Their first Billboard Hot 100 entry was "Maybe This Day", which reached No. 87 in the chart in 1983. In 1984, they released their second album What Noise. This album did not attract as much attention and distribution was not as widespread as their other albums. It never received a worldwide release.[4]

In 1985, following the departure of some of the members, the band shortened their name to KTP and released several singles that placed on the Hot Dance Music/Club Play chart. The most successful was "Certain Things Are Likely", which spent three weeks at No. 1 in 1987.[1] That song also became their second Hot 100 entry when it peaked at No. 97 on the chart later that year. From the same album, "One Step" was the biggest selling single in Italy that year.

In 1988, the band released the standalone single, "Stand Up (Get Down)",[5] on a new label WEA; It would prove to be their only release on that label after it failed to chart, and they wouldn't release any more new material for five years.

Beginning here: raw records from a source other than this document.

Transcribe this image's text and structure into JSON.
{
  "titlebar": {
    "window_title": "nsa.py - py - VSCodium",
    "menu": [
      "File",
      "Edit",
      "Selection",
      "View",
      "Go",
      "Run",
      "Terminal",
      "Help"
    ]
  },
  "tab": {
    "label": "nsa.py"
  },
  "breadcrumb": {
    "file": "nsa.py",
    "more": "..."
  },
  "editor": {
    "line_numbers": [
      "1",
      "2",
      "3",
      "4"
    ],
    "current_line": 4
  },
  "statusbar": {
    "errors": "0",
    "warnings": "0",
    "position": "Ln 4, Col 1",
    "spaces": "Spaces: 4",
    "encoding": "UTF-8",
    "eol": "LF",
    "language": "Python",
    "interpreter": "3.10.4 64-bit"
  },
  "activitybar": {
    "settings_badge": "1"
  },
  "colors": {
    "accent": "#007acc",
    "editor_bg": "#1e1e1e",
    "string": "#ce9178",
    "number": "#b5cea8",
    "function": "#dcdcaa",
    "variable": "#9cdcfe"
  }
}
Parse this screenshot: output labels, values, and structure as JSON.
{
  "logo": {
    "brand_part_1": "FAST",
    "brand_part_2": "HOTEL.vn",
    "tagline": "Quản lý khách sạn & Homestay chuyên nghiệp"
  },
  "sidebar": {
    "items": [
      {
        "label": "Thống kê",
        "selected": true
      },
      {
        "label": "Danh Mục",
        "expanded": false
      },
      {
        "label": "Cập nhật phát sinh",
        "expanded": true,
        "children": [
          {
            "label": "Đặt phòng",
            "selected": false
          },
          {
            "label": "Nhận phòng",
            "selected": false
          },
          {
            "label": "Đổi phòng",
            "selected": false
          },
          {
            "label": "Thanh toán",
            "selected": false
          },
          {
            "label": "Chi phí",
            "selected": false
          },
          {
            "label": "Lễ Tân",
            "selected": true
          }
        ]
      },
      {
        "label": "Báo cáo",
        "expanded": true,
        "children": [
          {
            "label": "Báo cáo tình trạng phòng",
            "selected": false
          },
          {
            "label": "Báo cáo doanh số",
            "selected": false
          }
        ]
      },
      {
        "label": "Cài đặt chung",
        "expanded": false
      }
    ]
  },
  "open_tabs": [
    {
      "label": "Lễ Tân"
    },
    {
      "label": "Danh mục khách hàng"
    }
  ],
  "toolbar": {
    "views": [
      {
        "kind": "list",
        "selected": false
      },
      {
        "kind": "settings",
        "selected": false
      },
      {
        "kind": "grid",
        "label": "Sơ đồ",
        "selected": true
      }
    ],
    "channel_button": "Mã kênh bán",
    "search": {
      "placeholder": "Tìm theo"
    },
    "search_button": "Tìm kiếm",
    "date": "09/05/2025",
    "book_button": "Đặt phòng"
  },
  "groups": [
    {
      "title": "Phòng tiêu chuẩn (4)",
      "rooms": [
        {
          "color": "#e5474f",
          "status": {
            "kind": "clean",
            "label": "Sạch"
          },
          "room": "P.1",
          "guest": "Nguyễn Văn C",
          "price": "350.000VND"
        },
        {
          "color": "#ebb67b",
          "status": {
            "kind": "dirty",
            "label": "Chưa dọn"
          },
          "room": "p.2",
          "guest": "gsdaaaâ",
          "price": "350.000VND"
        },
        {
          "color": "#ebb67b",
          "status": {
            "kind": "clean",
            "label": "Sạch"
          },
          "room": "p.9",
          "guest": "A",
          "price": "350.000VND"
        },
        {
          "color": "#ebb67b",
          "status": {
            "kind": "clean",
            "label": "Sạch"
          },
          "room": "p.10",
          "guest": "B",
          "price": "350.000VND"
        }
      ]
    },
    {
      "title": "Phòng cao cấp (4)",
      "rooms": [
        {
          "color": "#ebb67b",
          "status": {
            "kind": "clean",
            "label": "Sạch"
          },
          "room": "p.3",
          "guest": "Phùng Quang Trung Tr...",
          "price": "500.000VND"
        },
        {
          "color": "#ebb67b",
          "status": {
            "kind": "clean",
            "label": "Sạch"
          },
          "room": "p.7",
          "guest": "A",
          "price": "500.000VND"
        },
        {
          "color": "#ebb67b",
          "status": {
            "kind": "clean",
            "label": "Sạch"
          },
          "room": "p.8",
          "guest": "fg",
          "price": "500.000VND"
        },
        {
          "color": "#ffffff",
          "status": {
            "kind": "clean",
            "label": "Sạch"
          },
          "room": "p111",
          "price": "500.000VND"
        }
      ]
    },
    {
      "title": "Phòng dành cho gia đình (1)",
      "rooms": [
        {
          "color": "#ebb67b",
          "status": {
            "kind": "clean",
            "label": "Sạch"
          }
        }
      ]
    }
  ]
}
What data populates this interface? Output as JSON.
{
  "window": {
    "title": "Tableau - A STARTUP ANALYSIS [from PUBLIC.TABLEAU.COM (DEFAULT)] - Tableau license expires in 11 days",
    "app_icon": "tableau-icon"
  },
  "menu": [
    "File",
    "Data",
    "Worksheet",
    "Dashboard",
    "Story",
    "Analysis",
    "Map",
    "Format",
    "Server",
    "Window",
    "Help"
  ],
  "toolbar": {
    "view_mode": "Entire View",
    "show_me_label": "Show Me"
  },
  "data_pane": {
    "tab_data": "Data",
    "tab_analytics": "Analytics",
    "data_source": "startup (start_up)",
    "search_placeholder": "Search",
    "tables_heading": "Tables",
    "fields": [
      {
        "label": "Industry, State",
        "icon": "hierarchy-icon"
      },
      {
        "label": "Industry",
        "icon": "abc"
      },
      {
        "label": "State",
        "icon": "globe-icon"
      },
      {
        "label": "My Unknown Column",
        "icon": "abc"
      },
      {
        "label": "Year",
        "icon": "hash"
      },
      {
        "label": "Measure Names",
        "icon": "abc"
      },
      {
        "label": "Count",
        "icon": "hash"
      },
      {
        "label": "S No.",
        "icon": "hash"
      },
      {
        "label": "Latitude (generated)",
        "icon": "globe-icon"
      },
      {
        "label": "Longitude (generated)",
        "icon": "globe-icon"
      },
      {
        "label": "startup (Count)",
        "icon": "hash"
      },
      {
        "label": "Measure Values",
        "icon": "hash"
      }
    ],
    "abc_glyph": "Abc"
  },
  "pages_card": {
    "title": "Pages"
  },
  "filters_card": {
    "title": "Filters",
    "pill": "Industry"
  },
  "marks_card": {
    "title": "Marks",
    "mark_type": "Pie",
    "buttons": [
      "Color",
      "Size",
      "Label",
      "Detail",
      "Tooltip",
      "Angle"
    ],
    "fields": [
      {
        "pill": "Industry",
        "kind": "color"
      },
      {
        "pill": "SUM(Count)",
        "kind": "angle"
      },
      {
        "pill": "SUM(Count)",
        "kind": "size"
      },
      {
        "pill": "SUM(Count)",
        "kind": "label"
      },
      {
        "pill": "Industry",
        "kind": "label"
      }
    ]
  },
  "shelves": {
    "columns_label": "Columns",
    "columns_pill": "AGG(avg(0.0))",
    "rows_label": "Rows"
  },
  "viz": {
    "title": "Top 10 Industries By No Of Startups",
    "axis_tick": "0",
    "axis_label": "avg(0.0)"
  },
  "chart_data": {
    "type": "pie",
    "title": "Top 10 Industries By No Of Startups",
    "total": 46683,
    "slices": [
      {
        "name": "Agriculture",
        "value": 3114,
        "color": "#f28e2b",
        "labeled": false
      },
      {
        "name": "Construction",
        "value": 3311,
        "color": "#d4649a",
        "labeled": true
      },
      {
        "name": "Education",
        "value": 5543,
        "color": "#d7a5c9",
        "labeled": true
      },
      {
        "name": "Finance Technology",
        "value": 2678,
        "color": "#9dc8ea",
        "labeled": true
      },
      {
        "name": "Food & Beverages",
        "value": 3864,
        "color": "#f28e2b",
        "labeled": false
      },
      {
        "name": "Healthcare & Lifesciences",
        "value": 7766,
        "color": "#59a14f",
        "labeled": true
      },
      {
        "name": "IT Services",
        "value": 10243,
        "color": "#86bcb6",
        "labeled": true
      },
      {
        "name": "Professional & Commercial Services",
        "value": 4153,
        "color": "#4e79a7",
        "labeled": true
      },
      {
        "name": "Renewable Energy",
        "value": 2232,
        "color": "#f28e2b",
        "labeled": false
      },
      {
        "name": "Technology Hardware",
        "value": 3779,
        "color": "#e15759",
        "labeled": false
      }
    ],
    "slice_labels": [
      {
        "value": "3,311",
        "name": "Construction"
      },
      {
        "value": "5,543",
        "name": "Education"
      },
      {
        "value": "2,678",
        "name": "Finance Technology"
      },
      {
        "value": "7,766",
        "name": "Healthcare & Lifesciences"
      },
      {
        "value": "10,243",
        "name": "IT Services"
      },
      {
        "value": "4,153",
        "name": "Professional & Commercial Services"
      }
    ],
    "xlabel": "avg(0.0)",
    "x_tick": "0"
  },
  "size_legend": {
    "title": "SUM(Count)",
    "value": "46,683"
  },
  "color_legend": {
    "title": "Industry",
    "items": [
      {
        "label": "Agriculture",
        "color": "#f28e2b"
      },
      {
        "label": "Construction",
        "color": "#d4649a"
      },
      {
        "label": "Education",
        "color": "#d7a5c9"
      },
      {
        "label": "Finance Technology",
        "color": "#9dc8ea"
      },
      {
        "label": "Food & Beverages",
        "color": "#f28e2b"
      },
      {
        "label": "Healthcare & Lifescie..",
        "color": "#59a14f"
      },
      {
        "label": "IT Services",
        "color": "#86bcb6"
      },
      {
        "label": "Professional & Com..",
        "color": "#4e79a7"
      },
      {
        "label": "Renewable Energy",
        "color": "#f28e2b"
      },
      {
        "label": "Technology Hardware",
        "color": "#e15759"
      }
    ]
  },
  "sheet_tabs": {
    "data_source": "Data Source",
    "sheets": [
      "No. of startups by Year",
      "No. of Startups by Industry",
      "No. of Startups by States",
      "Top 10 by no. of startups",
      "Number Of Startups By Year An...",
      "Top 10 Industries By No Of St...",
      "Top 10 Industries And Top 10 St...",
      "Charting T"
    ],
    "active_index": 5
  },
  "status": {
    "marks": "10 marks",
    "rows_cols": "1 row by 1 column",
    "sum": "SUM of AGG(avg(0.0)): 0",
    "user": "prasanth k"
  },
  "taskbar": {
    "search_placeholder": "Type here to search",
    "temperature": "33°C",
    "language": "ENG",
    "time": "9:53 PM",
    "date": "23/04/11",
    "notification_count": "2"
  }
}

Kissing the Pink's last physically-released album, Sugarland,[1] which was their first in seven years, was a blend of psychedelic music and dance-pop. Since then, the band have made an album with Ecologist called Hot Filth which took the mixing of psychedelic music with jazz and other musical forms further still.

In 2015, KTP released two albums digitally on Bandcamp: Digital People,[6] and FatHome.[7]


Whitecross, Hall and Stewart collaborated on many dance records in the early 1990s,[1] and made it to the top of the dance charts[clarification needed] in 1994 with the artist Mike ("Twangling (Three Fingers in a Box)" on Pukka Records). They recorded an album in 2003 with jazz saxophonist Candy Dulfer called Right In My Soul. They also worked with Gareth Gates on his Pictures of the Other Side album. Whitecross has written a considerable amount of material for pop artists such as Kim Wilde (including her Top 40 hit "Heart Over Mind"), Jem, Jaci Velasquez, Jonna Lee, Glen Scott, Leslie Clio, and Shea Seger. The band wrote and feature on four tracks on the X-Press 2 album Makeshift Feelgood, alongside Tim DeLaughter, Kurt Wagner and Rob Harvey from The Music.

Marchioness disasterEdit

In 1989, former KTP saxophonist Jo Wells, who had gone on to tour with Tears for Fears and the Communards, was aboard a boat in the Marchioness disaster, which resulted in the deaths of 51 people.[8] Afterward Wells suffered a nervous breakdown and turned to alcohol.[9] She lost the control of her lip that is essential to players of wood instruments. She is now unable to work, has sold two of her saxophones, and lives on Income Support.[10]


Studio albumsEdit

Extended playsEdit

  • Kissing the Pink (1983)


See alsoEdit


  1. ^ a b c d e Sutton, Michael (2003-01-01). "Kissing the Pink – Music Biography, Credits and Discography". AllMusic. Retrieved 2012-12-14.
  2. ^ "The Last Film: Kissing the Pink". Retrieved 19 December 2019.
  3. ^ a b Roberts, David (2006). British Hit Singles & Albums (19th ed.). London: Guinness World Records Limited. p. 304. ISBN 1-904994-10-5.
  4. ^ Schnee, Stephen SPAZ. "KISSING THE PINK's What Noise (Expanded Edition) reviewed!". Retrieved 2019-12-11.
  5. ^ "Kissing the Pink - Stand Up (Get Down)". Discogs.
  6. ^ "Kissing the Pink - Digital People". Discogs. Retrieved 19 December 2019.
  7. ^ "Kissing the Pink - Fat Home". Discogs. Retrieved 19 December 2019.
  8. ^ "Damages for musician whose career perished in disaster". The Independent. April 10, 1997.
  9. ^ "Sax player begins `Marchioness' fight". The Independent. March 18, 1997.
  10. ^ "The Last Film (Kissing The Pink)". March 18, 2012.

External linksEdit